Getting this discography was a revelation. This was the mid 80s, in the pre-internet world when there were no music streaming services. If I wanted to feed my habit, I had to go to the record store, library or bookstore. To listen to a song repeatedly, I had to own it on vinyl.
(Side note: I later bought the Verve set on CD, which is great because it includes several recordings found later and not included in the LP box, but it does not include the discography.)

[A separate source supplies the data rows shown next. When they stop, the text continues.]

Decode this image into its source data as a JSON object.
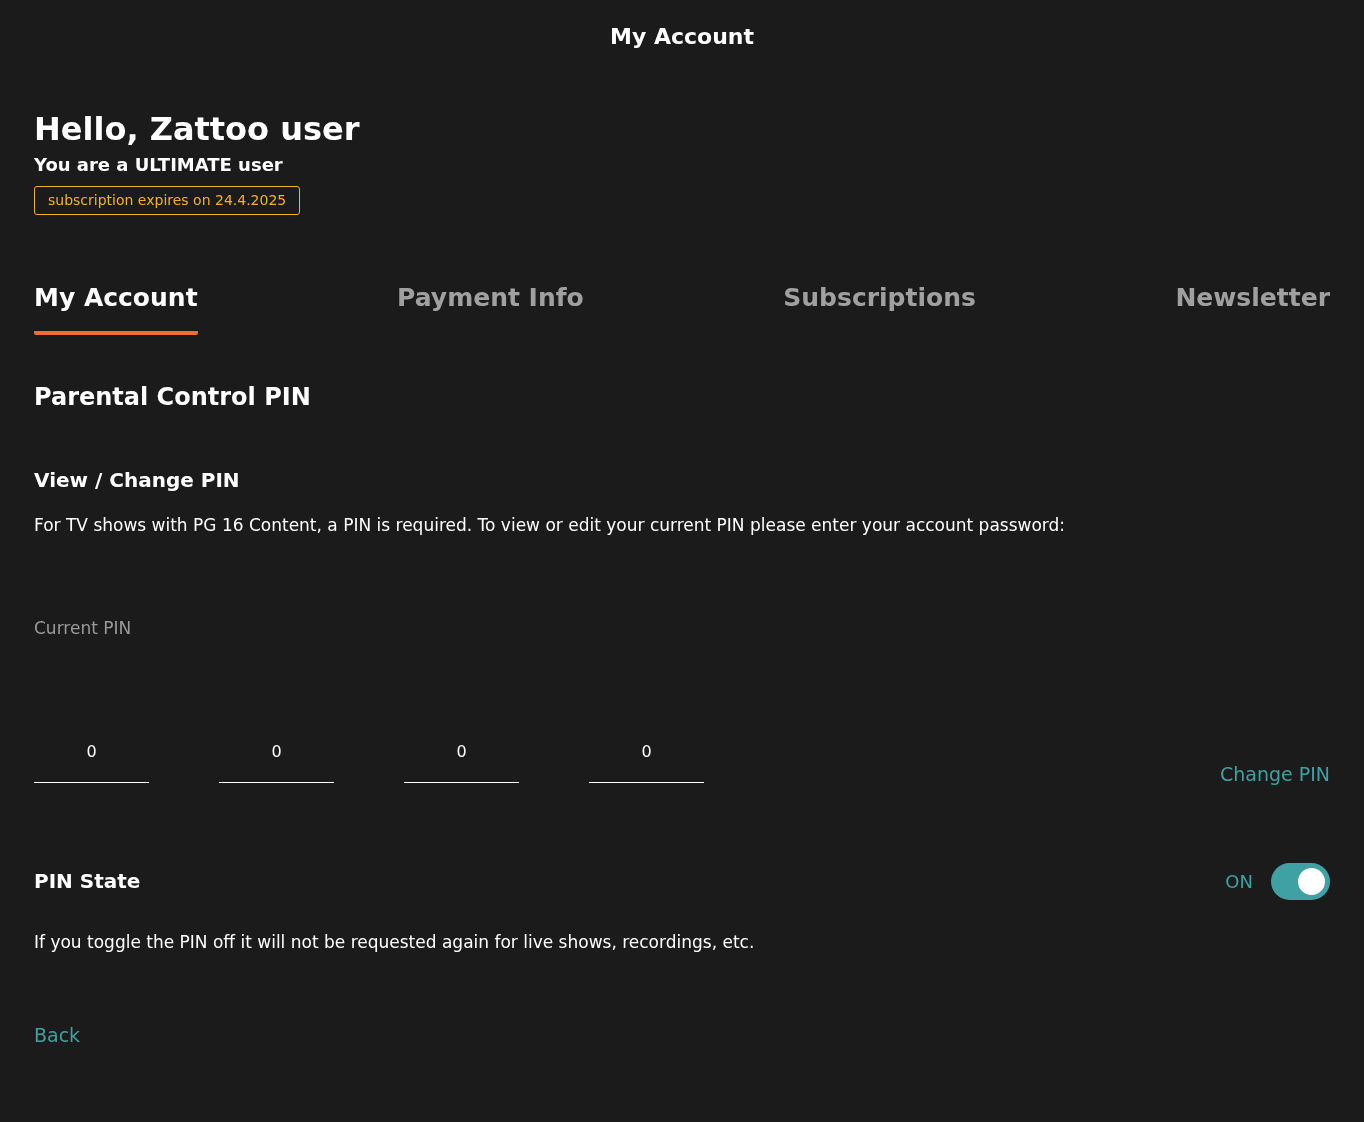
{
  "header": {
    "title": "My Account"
  },
  "greeting": {
    "title": "Hello, Zattoo user",
    "subtitle": "You are a ULTIMATE user",
    "badge": "subscription expires on 24.4.2025"
  },
  "tabs": [
    {
      "label": "My Account",
      "selected": true
    },
    {
      "label": "Payment Info",
      "selected": false
    },
    {
      "label": "Subscriptions",
      "selected": false
    },
    {
      "label": "Newsletter",
      "selected": false
    }
  ],
  "section": {
    "title": "Parental Control PIN",
    "subtitle": "View / Change PIN",
    "description": "For TV shows with PG 16 Content, a PIN is required. To view or edit your current PIN please enter your account password:",
    "pin_label": "Current PIN",
    "pin_digits": [
      "0",
      "0",
      "0",
      "0"
    ],
    "change_link": "Change PIN"
  },
  "pin_state": {
    "title": "PIN State",
    "state_label": "ON",
    "on": true,
    "description": "If you toggle the PIN off it will not be requested again for live shows, recordings, etc."
  },
  "back_link": "Back"
}
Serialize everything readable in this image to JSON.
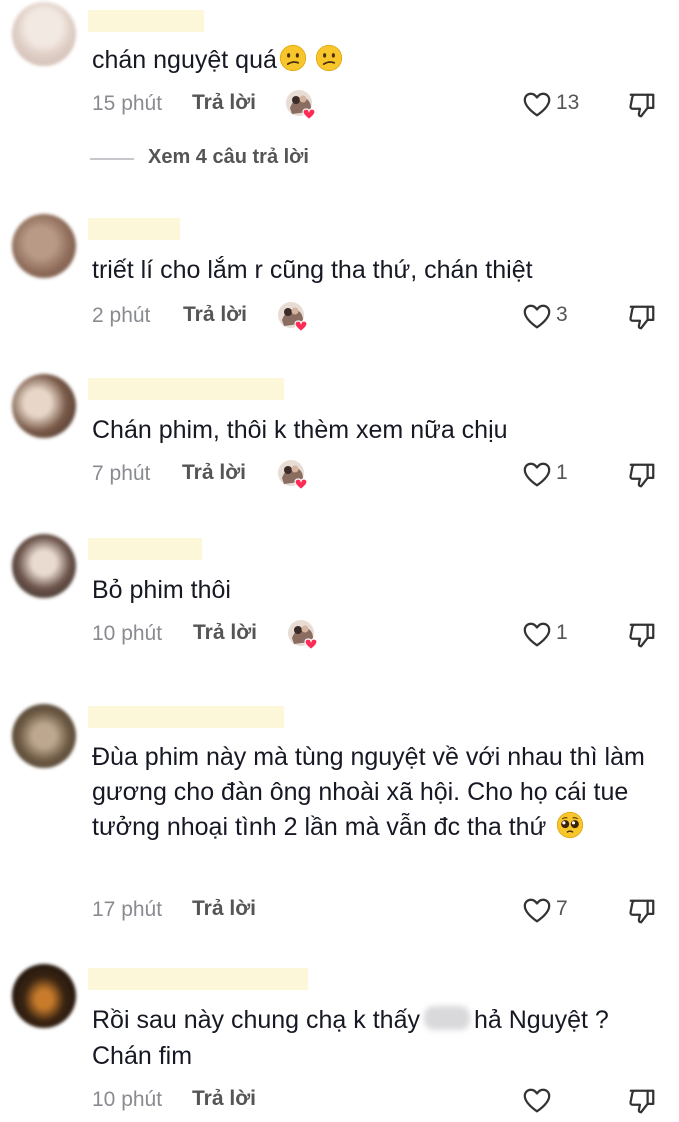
{
  "colors": {
    "redact": "#fbf7d8",
    "muted": "#8a8b91",
    "text": "#161823",
    "heart_red": "#fe2c55"
  },
  "comments": [
    {
      "text": "chán nguyệt quá",
      "time": "15 phút",
      "reply_label": "Trả lời",
      "like_count": "13",
      "creator_liked": true,
      "view_replies": "Xem 4 câu trả lời"
    },
    {
      "text": "triết lí cho lắm r cũng tha thứ, chán thiệt",
      "time": "2 phút",
      "reply_label": "Trả lời",
      "like_count": "3",
      "creator_liked": true
    },
    {
      "text": "Chán phim, thôi k thèm xem nữa chịu",
      "time": "7 phút",
      "reply_label": "Trả lời",
      "like_count": "1",
      "creator_liked": true
    },
    {
      "text": "Bỏ phim thôi",
      "time": "10 phút",
      "reply_label": "Trả lời",
      "like_count": "1",
      "creator_liked": true
    },
    {
      "text": "Đùa phim này mà tùng nguyệt về với nhau thì làm gương cho đàn ông nhoài xã hội. Cho họ cái tue tưởng nhoại tình 2 lần mà vẫn đc tha thứ",
      "time": "17 phút",
      "reply_label": "Trả lời",
      "like_count": "7",
      "creator_liked": false
    },
    {
      "text_before_blur": "Rồi sau này chung chạ k thấy",
      "text_after_blur": "hả Nguyệt ?",
      "text_line2": "Chán fim",
      "time": "10 phút",
      "reply_label": "Trả lời",
      "like_count": "",
      "creator_liked": false
    }
  ],
  "icons": {
    "like": "heart-outline-icon",
    "dislike": "thumbs-down-icon",
    "creator": "creator-liked-avatar-icon",
    "emoji_confused": "confused-face-emoji",
    "emoji_pleading": "pleading-face-emoji"
  }
}
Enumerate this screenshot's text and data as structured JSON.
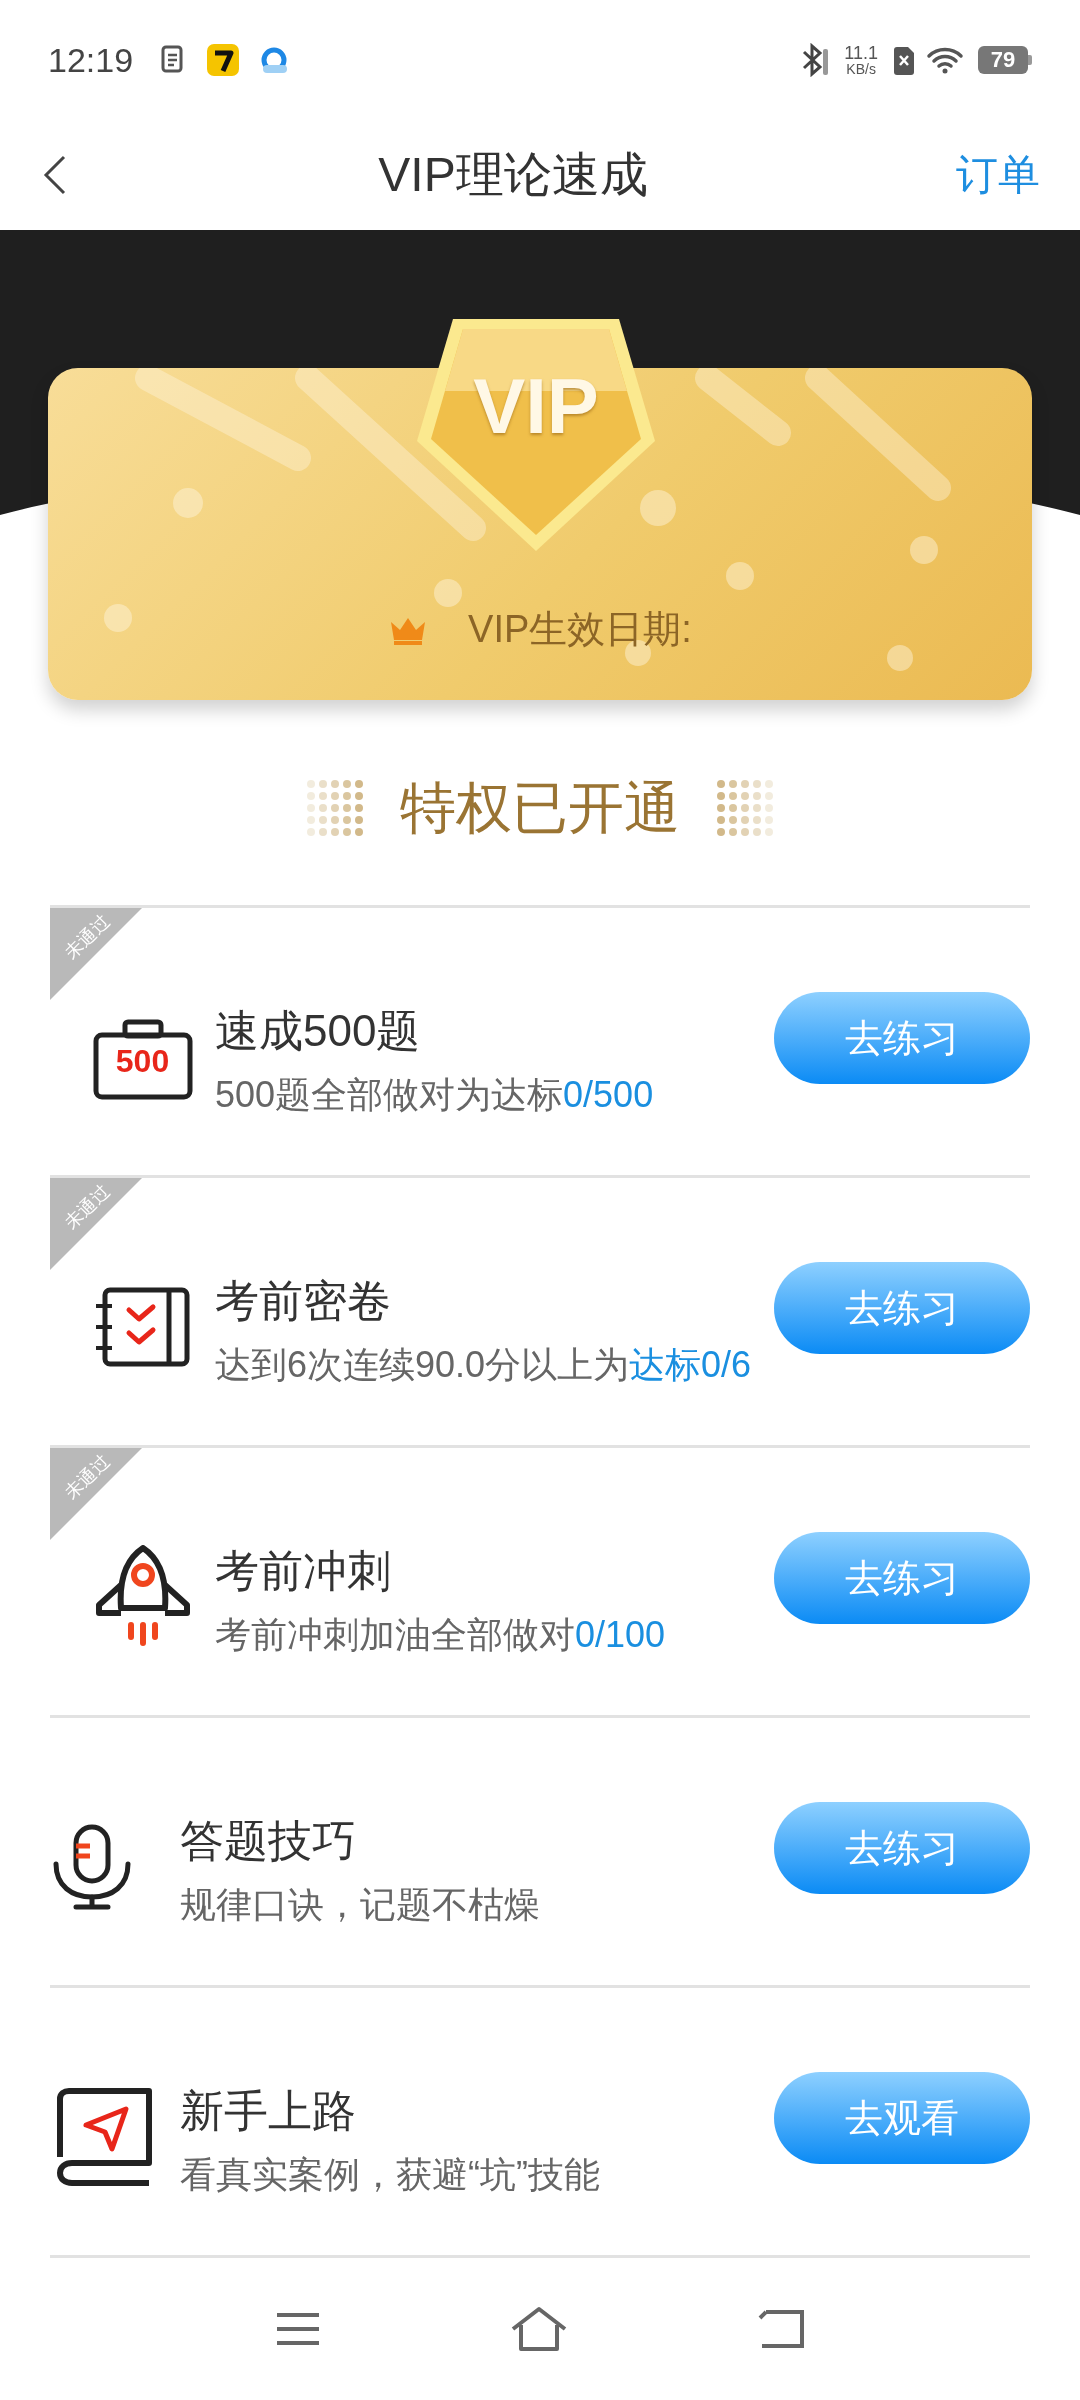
{
  "status_bar": {
    "time": "12:19",
    "speed": "11.1",
    "speed_unit": "KB/s",
    "battery": "79"
  },
  "header": {
    "title": "VIP理论速成",
    "action": "订单"
  },
  "vip_card": {
    "badge": "VIP",
    "date_label": "VIP生效日期:"
  },
  "section_title": "特权已开通",
  "items": [
    {
      "kind": "box",
      "icon_label": "500",
      "ribbon": "未通过",
      "title": "速成500题",
      "desc": "500题全部做对为达标",
      "progress": "0/500",
      "button": "去练习"
    },
    {
      "kind": "checklist",
      "ribbon": "未通过",
      "title": "考前密卷",
      "desc": "达到6次连续90.0分以上为",
      "progress": "达标0/6",
      "button": "去练习"
    },
    {
      "kind": "rocket",
      "ribbon": "未通过",
      "title": "考前冲刺",
      "desc": "考前冲刺加油全部做对",
      "progress": "0/100",
      "button": "去练习"
    },
    {
      "kind": "mic",
      "title": "答题技巧",
      "desc": "规律口诀，记题不枯燥",
      "button": "去练习"
    },
    {
      "kind": "book",
      "title": "新手上路",
      "desc": "看真实案例，获避“坑”技能",
      "button": "去观看"
    }
  ]
}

Quite suddenly, I had become the most nerdy, completest type of collector. I sought out to acquire every Bird recording in existence. I got the complete studio recordings on the Savoy and Dial labels. With each new purchase, I checked them off the list in the discography and penciled in the name of each record. I remember once feeling intense frustration trying to explain to my mom why I was spending real money for an album for its recording of "Ornithology" even though I already owned a record with "Ornithology" on it. "Mom, this one is totally different – a totally different improvised solo!”
But what about the music itself? Bird's studio recordings are fantastic. As a young saxophonist, The high sonic quality allowed me to hear details you can't quite get in live recordings, so they're great for studying the subtle nuances of phrasing, articulation and style. As I tell my students now, this is where you study the accent of jazz.
But it’s the live recordings where the real deal of jazz is found, even when the recording quality is poor. It's the bootlegs where you hear Bird in his purest form, in a setting where no human being alive could match his speed and spontaneous musical imagination. His visceral power can be scary. The phenominal pianist Brad Mehldau calls Bird's live playing "dangerously, menacingly good." Listen to this live version of Lester Leaps In and you'll get a taste of what Mehldau means by that.
Several other live recordings of Bird shook my world, too. Some of the most compelling were a series of radio broadcasts from the Royal Roost, emceed by the legendary DJ Symphony Sid. “Bird on Tenor 1943 – Birth of the Bebop” is amazing as it includes a jam session with Dizzy in a hotel room. I also loved an album called "One Night in Washington" when Bird sat in with the fantastic Bill Potts big band.
The recording that most clearly illuminates the process of learning jazz is the home recording of Bird practicing as a teenager. You can hear that his musical voice was just starting to emerge. He hadn't yet become the powerhouse he would eventually be. But even though I was just a kid myself, I could hear that it was Bird, just practicing some tunes.
And now I have the newest addition to my collection -- the Benedetti box set. To be sure, these are not “easy listening.” The recording quality is poor, and Benedetti often stopped his recorder when Bird wasn’t playing, so most tracks are not complete songs. Some are just a few seconds long. Some are really strange little bits of audio, with very little context. But these recordings are alive. They are messy, imperfect and raw. Bird is just blowing his ass off.
Perhaps it hit me so hard on the plane because I was tired, or maybe I was in a strange frame of mind because I was just about to live in London for five months. But in that moment, listening with headphones and my eyes closed, I was suddenly transported back to my teenage years when I was devouring every bit of Bird I could find, in one of those moments when I brought home some "new find" and put it on the turntable for the first time. I've since had other intense periods of discovery with other creative musicians like Cannonball Adderley, Lee Konitz, Ornette Coleman, Thad Jones and Thelonious Monk. But Charlie Parker was my first.
This all just proves without a doubt the adage that began to appear as grafitti soon after Bird's death in 1955: BIRD LIVES.
Yes he does.